  6. ^ "Oakley Training School." Grantier Architecture. Retrieved on July 21, 2010.
  7. ^ Taylor, William B. and Tyler H. Fletcher. "Profits from convict labor: Reality or myth observations in Mississippi: 1907–1934 ." Journal of Police and Criminal Psychology. Volume 5, No. 1. Page 30 (1/9). Retrieved on October 31, 2010.
  8. ^ Taylor, William B. and Tyler H. Fletcher. "Profits from convict labor: Reality or myth observations in Mississippi: 1907–1934 ." Journal of Police and Criminal Psychology. Volume 5, No. 1. Page 31 (2/9). Retrieved on October 31, 2010.
  9. ^ Taylor, William B. and Tyler H. Fletcher. "Profits from convict labor: Reality or myth observations in Mississippi: 1907–1934." Journal of Police and Criminal Psychology. Volume 5, No. 1. Page 32 (3/9). Retrieved on October 31, 2010.
  10. ^ Underwood, Felix J. "Departments of Education and Public Health Working Together." American Journal of Public Health. Volume 44, May 1954. 526 (6/29). "and the Negro Juvenile Reformatory, Oakley, Miss."
  11. ^ "Mississippi's African-American Authors." Mississippi State University. August 25, 2004. Retrieved on August 23, 2010.

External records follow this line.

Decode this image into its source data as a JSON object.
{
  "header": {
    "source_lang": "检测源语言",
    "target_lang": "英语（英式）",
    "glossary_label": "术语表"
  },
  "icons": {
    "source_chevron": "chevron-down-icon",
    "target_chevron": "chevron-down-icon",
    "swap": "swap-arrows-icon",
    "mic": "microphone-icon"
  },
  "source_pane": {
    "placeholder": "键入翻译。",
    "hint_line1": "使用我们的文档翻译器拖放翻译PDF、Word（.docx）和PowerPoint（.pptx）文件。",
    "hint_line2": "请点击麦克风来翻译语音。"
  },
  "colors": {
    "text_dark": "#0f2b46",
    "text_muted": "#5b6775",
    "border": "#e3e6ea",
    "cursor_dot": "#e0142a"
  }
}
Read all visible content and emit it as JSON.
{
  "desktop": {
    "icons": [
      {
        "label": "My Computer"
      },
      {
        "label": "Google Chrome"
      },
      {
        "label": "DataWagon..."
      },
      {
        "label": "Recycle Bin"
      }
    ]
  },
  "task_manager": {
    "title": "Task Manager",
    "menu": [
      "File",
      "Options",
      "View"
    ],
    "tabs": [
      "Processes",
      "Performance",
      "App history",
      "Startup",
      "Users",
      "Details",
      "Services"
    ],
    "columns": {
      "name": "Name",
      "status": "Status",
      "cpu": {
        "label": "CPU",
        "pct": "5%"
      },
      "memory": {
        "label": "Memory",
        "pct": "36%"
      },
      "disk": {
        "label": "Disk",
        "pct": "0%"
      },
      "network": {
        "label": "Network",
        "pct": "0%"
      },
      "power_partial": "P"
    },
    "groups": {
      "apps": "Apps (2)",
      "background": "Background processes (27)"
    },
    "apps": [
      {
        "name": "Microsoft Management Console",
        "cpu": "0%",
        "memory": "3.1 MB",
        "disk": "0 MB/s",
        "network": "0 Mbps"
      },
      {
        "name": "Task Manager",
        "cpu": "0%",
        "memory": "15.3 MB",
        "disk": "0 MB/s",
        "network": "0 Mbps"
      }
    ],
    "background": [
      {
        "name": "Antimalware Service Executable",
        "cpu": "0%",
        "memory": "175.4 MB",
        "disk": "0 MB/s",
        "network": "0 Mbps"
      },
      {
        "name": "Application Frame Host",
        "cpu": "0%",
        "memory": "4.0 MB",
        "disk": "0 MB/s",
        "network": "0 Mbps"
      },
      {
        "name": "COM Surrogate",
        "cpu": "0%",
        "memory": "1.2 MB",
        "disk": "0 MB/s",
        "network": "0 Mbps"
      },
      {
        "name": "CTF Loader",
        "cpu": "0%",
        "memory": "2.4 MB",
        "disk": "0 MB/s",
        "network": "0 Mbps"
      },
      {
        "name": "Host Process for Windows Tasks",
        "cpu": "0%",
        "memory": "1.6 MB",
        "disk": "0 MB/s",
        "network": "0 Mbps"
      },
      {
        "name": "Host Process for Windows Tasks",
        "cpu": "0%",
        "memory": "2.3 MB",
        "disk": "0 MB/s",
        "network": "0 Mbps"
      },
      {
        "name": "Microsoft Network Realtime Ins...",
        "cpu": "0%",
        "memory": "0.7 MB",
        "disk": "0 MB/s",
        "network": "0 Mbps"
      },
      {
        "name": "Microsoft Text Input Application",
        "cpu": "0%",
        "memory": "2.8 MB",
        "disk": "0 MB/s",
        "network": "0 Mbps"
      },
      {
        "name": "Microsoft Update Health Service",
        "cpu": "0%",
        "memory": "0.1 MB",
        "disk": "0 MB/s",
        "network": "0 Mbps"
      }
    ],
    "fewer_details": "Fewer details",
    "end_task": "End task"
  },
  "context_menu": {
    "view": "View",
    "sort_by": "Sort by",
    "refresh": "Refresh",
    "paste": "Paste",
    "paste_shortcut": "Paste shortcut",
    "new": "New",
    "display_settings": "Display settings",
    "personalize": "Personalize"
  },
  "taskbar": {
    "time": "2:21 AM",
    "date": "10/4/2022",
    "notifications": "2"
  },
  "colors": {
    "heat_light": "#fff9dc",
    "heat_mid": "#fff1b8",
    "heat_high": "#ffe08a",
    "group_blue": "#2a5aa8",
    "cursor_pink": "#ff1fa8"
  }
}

  12. ^ "426 F. 2d 269 - Montgomery v. Oakley Training School." United States Court of Appeals, Fifth Circuit. May 6, 1970. Retrieved on August 9, 2010. "There are two juvenile reform schools in Mississippi: Oakley Training School, which was all-black and Columbia Training School, which was all-white. Both schools accommodated both boys and girls. The two schools are 125 miles apart. Children are assigned to the schools by the state's juvenile judges."
  13. ^ "Mississippi Department of Corrections receives $2.8 million grant from U.S. Department of Justice." Mississippi Department of Corrections. December 13, 2001. Retrieved on January 25, 2011.
  14. ^ Mott, Ronni. "Oakley Training School: A 'Bad Model'." Jackson Free Press. November 26, 2008. Retrieved on August 9, 2010.
  15. ^ "Administrator defends Oakley Training School." WLBT. November 20, 2008. Modified on December 2, 2008. Retrieved on August 9, 2010.
  16. ^ "Feature Detail Report for: Oakley Post Office (historical)." U.S. Geographic Survey. Retrieved on September 26, 2011.

External links[edit]